Excerpts from an interface dataset:
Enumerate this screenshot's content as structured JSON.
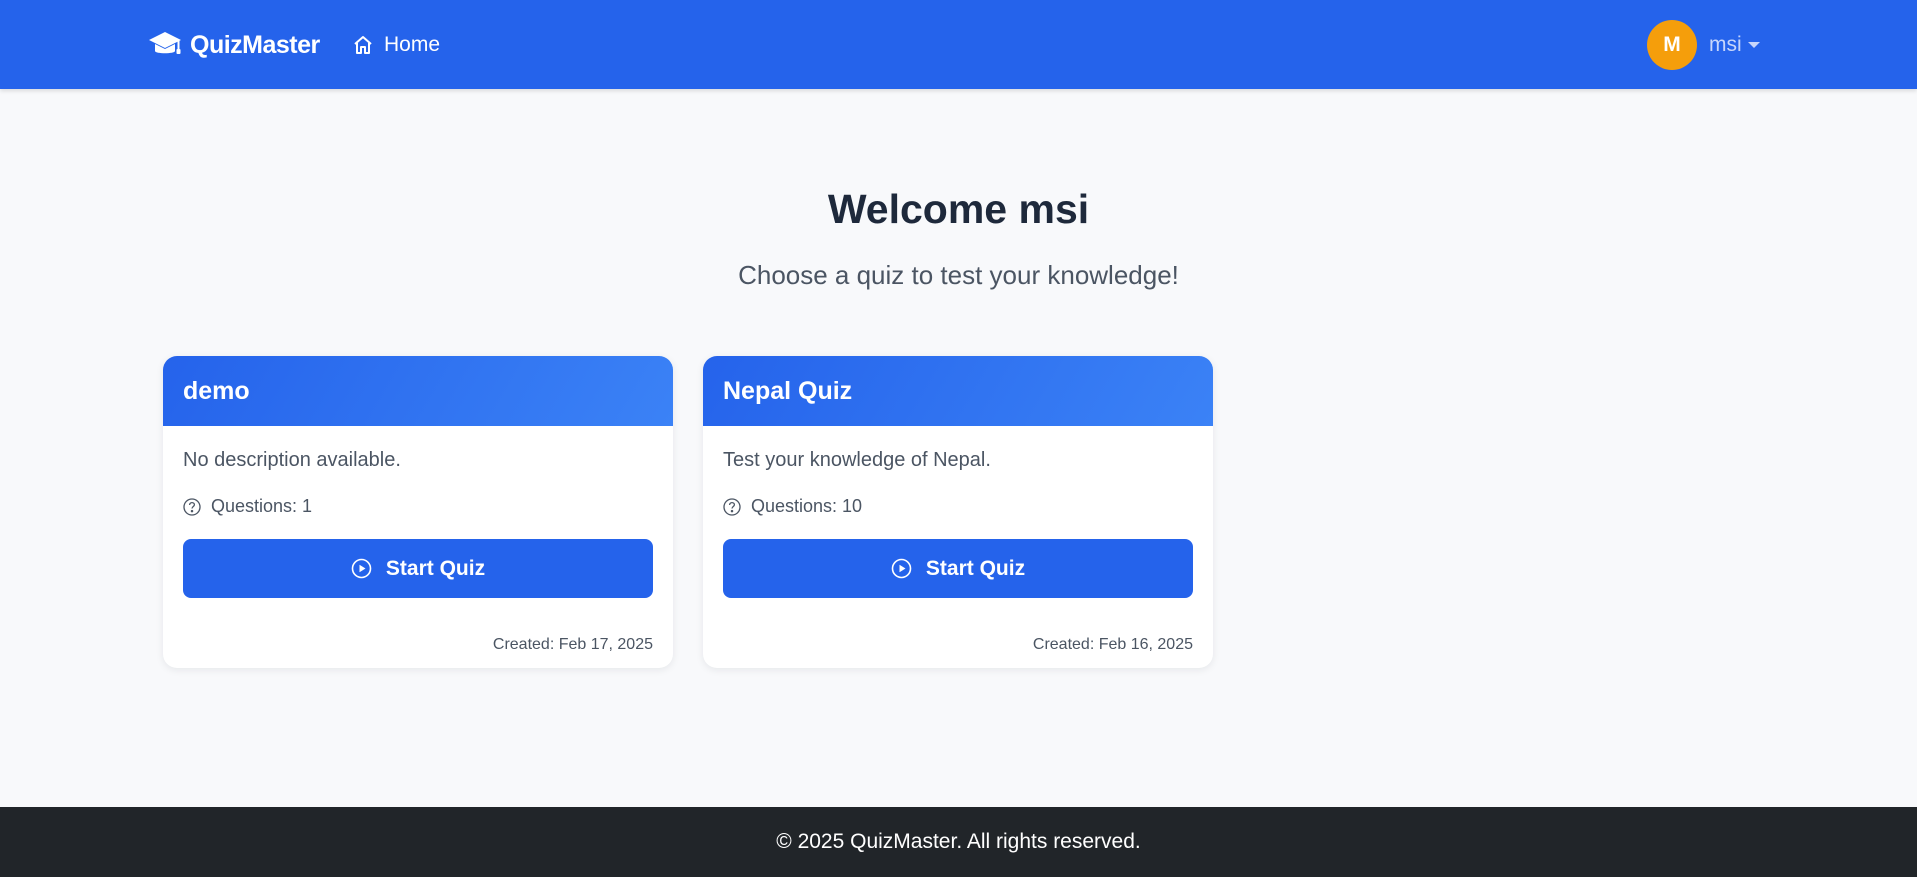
{
  "brand": {
    "name": "QuizMaster",
    "icon": "graduation-cap-icon"
  },
  "nav": {
    "home_label": "Home",
    "home_icon": "home-icon"
  },
  "user": {
    "initial": "M",
    "name": "msi",
    "avatar_color": "#f59e0b"
  },
  "hero": {
    "title": "Welcome msi",
    "subtitle": "Choose a quiz to test your knowledge!"
  },
  "quizzes": [
    {
      "title": "demo",
      "description": "No description available.",
      "questions_label": "Questions: 1",
      "button_label": "Start Quiz",
      "created_label": "Created: Feb 17, 2025"
    },
    {
      "title": "Nepal Quiz",
      "description": "Test your knowledge of Nepal.",
      "questions_label": "Questions: 10",
      "button_label": "Start Quiz",
      "created_label": "Created: Feb 16, 2025"
    }
  ],
  "footer": {
    "text": "© 2025 QuizMaster. All rights reserved."
  },
  "colors": {
    "primary": "#2563eb",
    "navbar": "#2563eb",
    "footer": "#212529",
    "page_background": "#f8f9fb"
  }
}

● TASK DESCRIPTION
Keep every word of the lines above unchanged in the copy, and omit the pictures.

● WORKED SOLUTION
Enumerate this screenshot's content as structured JSON.
{
  "brand": {
    "name": "QuizMaster",
    "icon": "graduation-cap-icon"
  },
  "nav": {
    "home_label": "Home",
    "home_icon": "home-icon"
  },
  "user": {
    "initial": "M",
    "name": "msi",
    "avatar_color": "#f59e0b"
  },
  "hero": {
    "title": "Welcome msi",
    "subtitle": "Choose a quiz to test your knowledge!"
  },
  "quizzes": [
    {
      "title": "demo",
      "description": "No description available.",
      "questions_label": "Questions: 1",
      "button_label": "Start Quiz",
      "created_label": "Created: Feb 17, 2025"
    },
    {
      "title": "Nepal Quiz",
      "description": "Test your knowledge of Nepal.",
      "questions_label": "Questions: 10",
      "button_label": "Start Quiz",
      "created_label": "Created: Feb 16, 2025"
    }
  ],
  "footer": {
    "text": "© 2025 QuizMaster. All rights reserved."
  },
  "colors": {
    "primary": "#2563eb",
    "navbar": "#2563eb",
    "footer": "#212529",
    "page_background": "#f8f9fb"
  }
}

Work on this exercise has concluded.